I am completely aware that I am way behind the times when it comes to reading this book. I only recently began to identify as a feminist as part of egalitarian beliefs and so I never thought it crucial to my world. Now, though, having started this blog, it is crucial.
Each chapter covers a different aspect of where the mystique came from, why it happened and the effect that it had on women. There were so many things that effected this: Freud, post-war complacency, advertising the American dream home and family, and more. I thought it was very interesting to read about all these things and their effects on women and the way that women are viewed. At the same time, I was constantly reminded of women that I know who seem to still be trapped by the mystique and all the perfection it promises but doesn’t seem to deliver. Make no mistake, it’s about more than just whether or not you are happy to be a housewife. Housewives are great, but even they still require the ability to explore their own interests apart from the family, which seems to be the crux. Sometimes those interests are in line with the mystique, sometimes they aren’t. Pinterest (which I love too) has had a way of making women interested in going back and doing some of those “Occupation:Housewife” things with excitement these days. I wonder what would have happened if they had Google, Amazon, Twitter, Pinterest and Facebook back then? Probably the same thing, but maybe there would be some differences.

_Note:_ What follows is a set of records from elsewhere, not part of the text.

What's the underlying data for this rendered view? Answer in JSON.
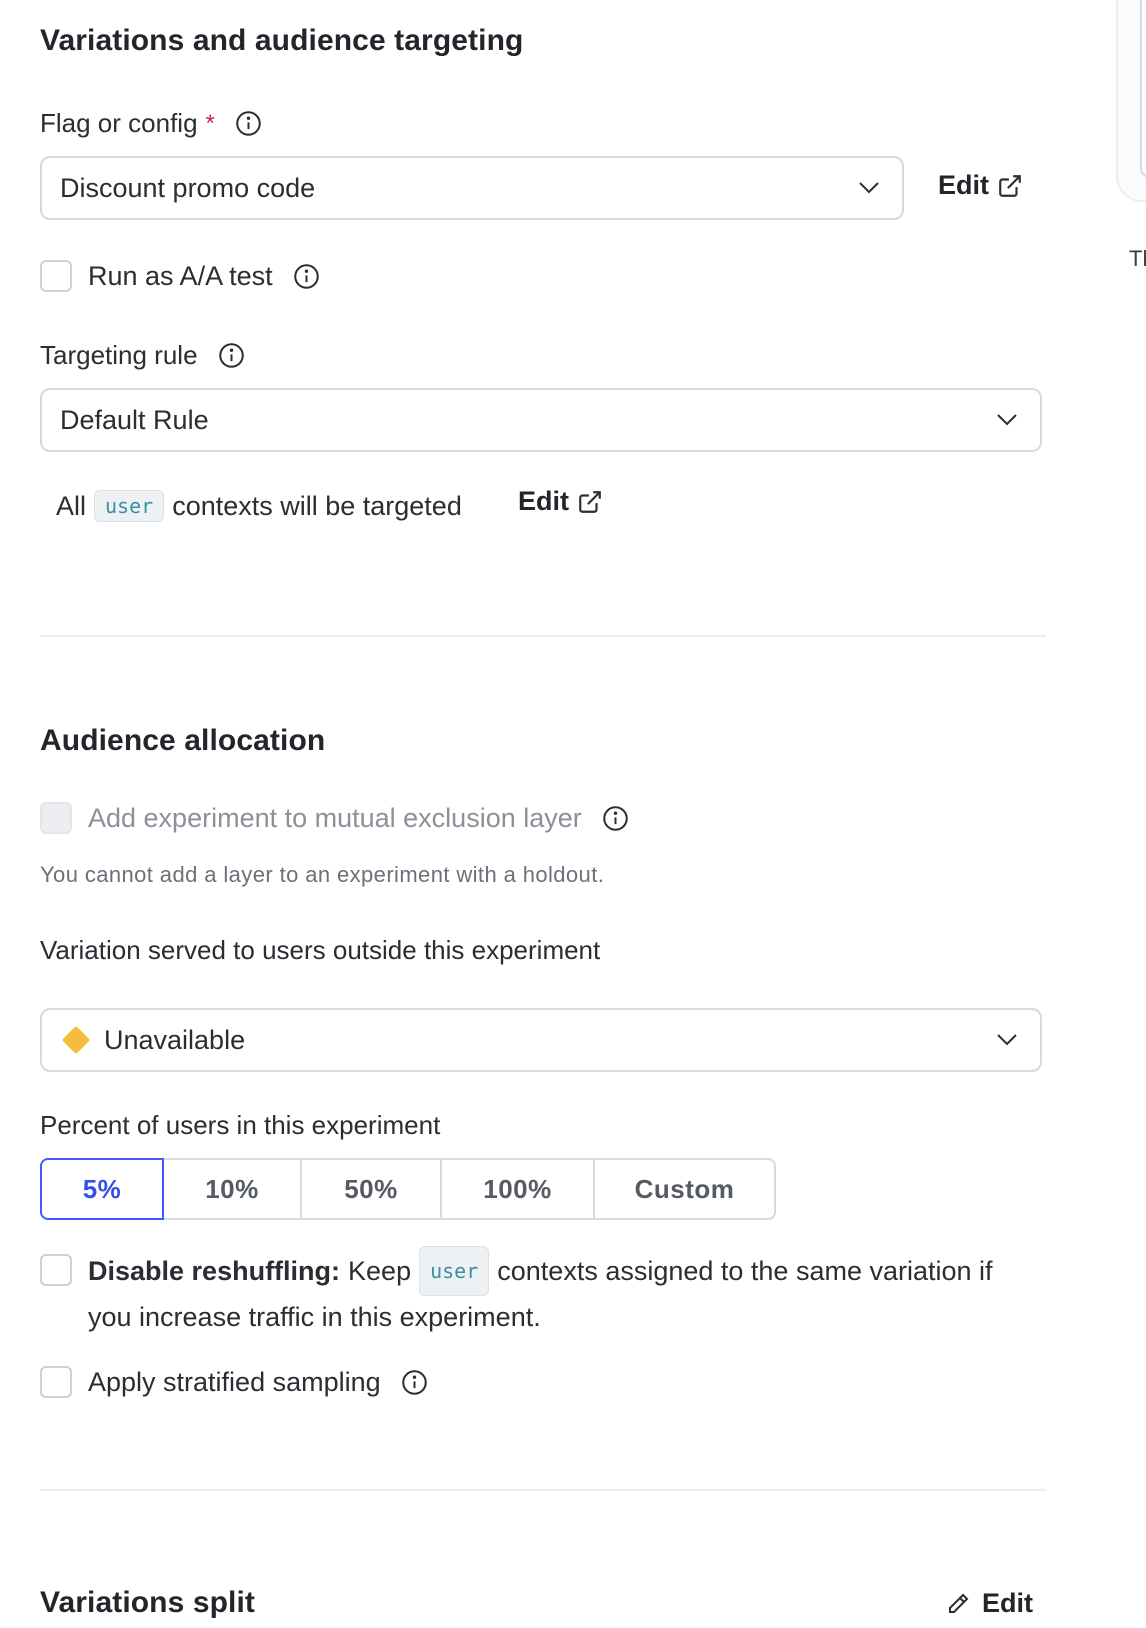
{
  "sections": {
    "targeting": {
      "title": "Variations and audience targeting",
      "flag_label": "Flag or config",
      "required_mark": "*",
      "flag_value": "Discount promo code",
      "flag_edit": "Edit",
      "aa_test_label": "Run as A/A test",
      "rule_label": "Targeting rule",
      "rule_value": "Default Rule",
      "contexts_prefix": "All",
      "contexts_kind": "user",
      "contexts_suffix": "contexts will be targeted",
      "rule_edit": "Edit"
    },
    "allocation": {
      "title": "Audience allocation",
      "layer_label": "Add experiment to mutual exclusion layer",
      "layer_note": "You cannot add a layer to an experiment with a holdout.",
      "outside_label": "Variation served to users outside this experiment",
      "outside_value": "Unavailable",
      "percent_label": "Percent of users in this experiment",
      "percent_options": [
        "5%",
        "10%",
        "50%",
        "100%",
        "Custom"
      ],
      "percent_selected": "5%",
      "reshuffle_bold": "Disable reshuffling:",
      "reshuffle_pre": "Keep",
      "reshuffle_kind": "user",
      "reshuffle_post": "contexts assigned to the same variation if",
      "reshuffle_line2": "you increase traffic in this experiment.",
      "stratified_label": "Apply stratified sampling"
    },
    "split": {
      "title": "Variations split",
      "edit": "Edit"
    }
  },
  "side_panel": {
    "truncated_text": "Th"
  },
  "colors": {
    "accent": "#405bff",
    "required": "#d3204d",
    "unavailable_marker": "#f3bd37",
    "code_text": "#3a8fa6"
  },
  "icons": [
    "info-icon",
    "chevron-down-icon",
    "external-link-icon",
    "diamond-icon",
    "pencil-icon"
  ]
}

This book wasn’t like anything that I expected. It was researched and statistical, which I appreciated. It also covered all facets of life and included stories of the exceptions to the rules. I think that the most startling discovery was to read how people of that time thought of Suffragists. They are practically revered now, as they should be, and they were considered dirty feminists back then! It makes me wonder what people will think about each of the successive feminist waves that have followed this wonderful book.